In Western Pop Culture, the devil horns are used in Heavy Metal, often accompanied by headbanging and is used by fans and artists alike as a signal of their enjoyment of the music and the moment. While he didn't invent it, use of the symbol was made popular by the late, great Ronnie James Dio (Elf, Blackmore's Rainbow, Black Sabbath, Heaven & Hell, Dio). In this reference, the symbol is called the maloik, which is a symbol Dio's Italian grandmother used when he was a child to ward off the Evil Eye, or malocchio. Dio learned the symbol from his grandmother, who was drawing off an ancient Carpathian supsersition (which was even mentioned in Bram Stoker's "Dracula" in 1897). The making of the devil horns is essentially to poke the Devil in the eyes with the index and pinky fingers to make yourself invisible to him. In 1979, Dio replaced Ozzy Osbourne as lead singer of the band Black Sabbath. Ozzy was known for connecting with his fans by using the peace sign with his index and middle fingers. Dio, also wanting to connect with the fans but not wanting to steal Ozzy's play, chose to use the sign his grandmother always used. The fans thought it was cool and did it back to him. The sign may have been used by other artists from as early as 1968, but it was Dio's use during his first Black Sabbath tour as lead singer that the sign was adopted by fans and reciprocated. Ever since then it has been the symbol in the heavy metal community to "rock on". The maloik, as it pertains to music, is now a symbol of solidarity and group identification among heavy metal fans.

From an interview with Ronnie James Dio on, as Dio, himself, puts it:"I want to ask you about the sign created by raising your index and little finger. Some call it the "devils hand" or the "evil eye." I would like to know if you were the first one to introduce this to the metal world and what this symbol represents to you?"

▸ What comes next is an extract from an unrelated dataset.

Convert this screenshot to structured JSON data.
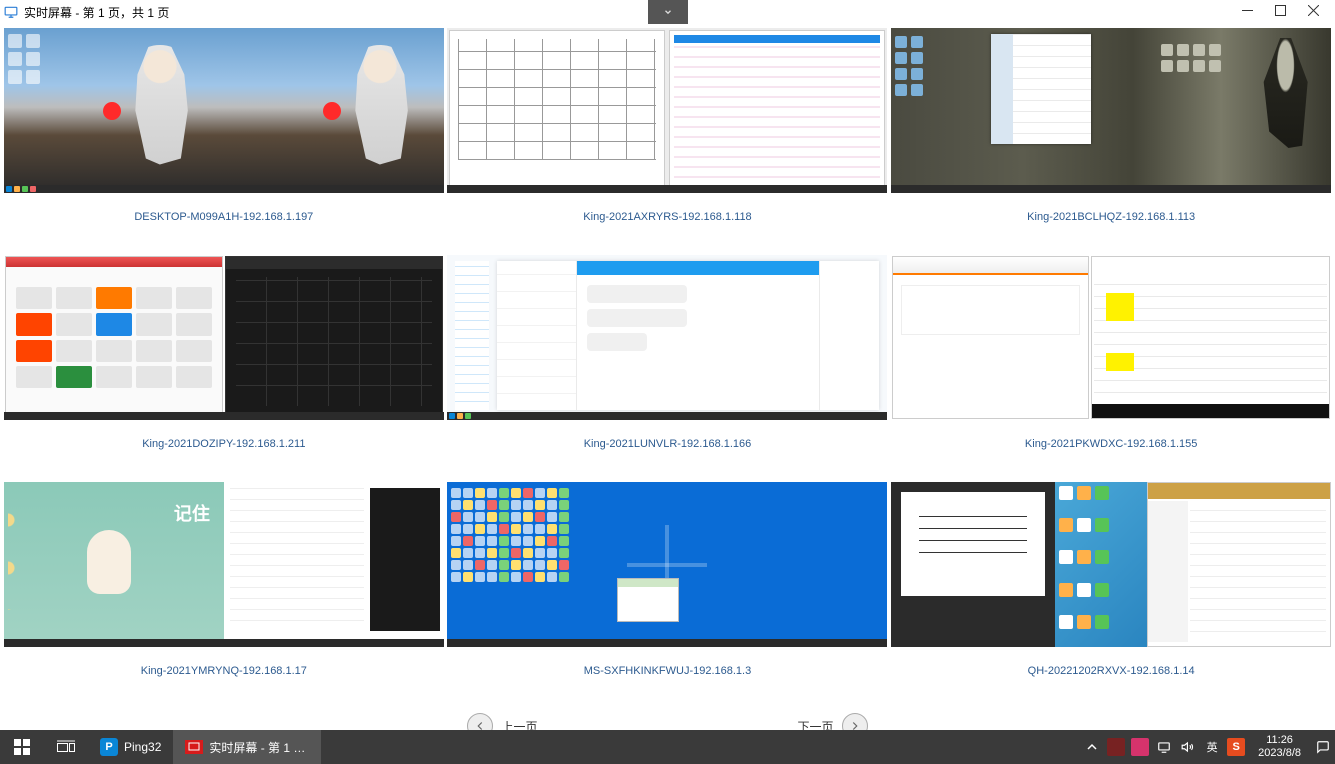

R.J. Dio"I doubt very much if I would be the first one who ever did that. That's like saying I invented the wheel, I'm sure someone did that at some other point. I think you'd have to say that I made it fashionable. I used it so much and all the time and it had become my trademark until the Britney Spears audience decided to do it as well. So it kind of lost its meaning with that. But it was…I was in Sabbath at the time. It was symbol that I thought was reflective of what that band was supposed to be all about. It's NOT the devil's sign like we're here with the devil. It's an Italian thing I got from my Grandmother called the 'Malocchio'. It's to ward off the Evil Eye or to give the Evil Eye, depending on which way you do it. It's just a symbol but it had magical incantations and attitudes to it and I felt it worked very well with Sabbath. So I became very noted for it and then everybody else started to pick up on it and away it went. But I would never say I take credit for being the first to do it. I say because I did it so much that it became the symbol of rock and roll of some kind."

Ronnie James Dio - "Rainbow In The Dark"

Your's Truly at Avenged Sevenfold... \m/ >_< \m/

Devil (horns) found in the details at: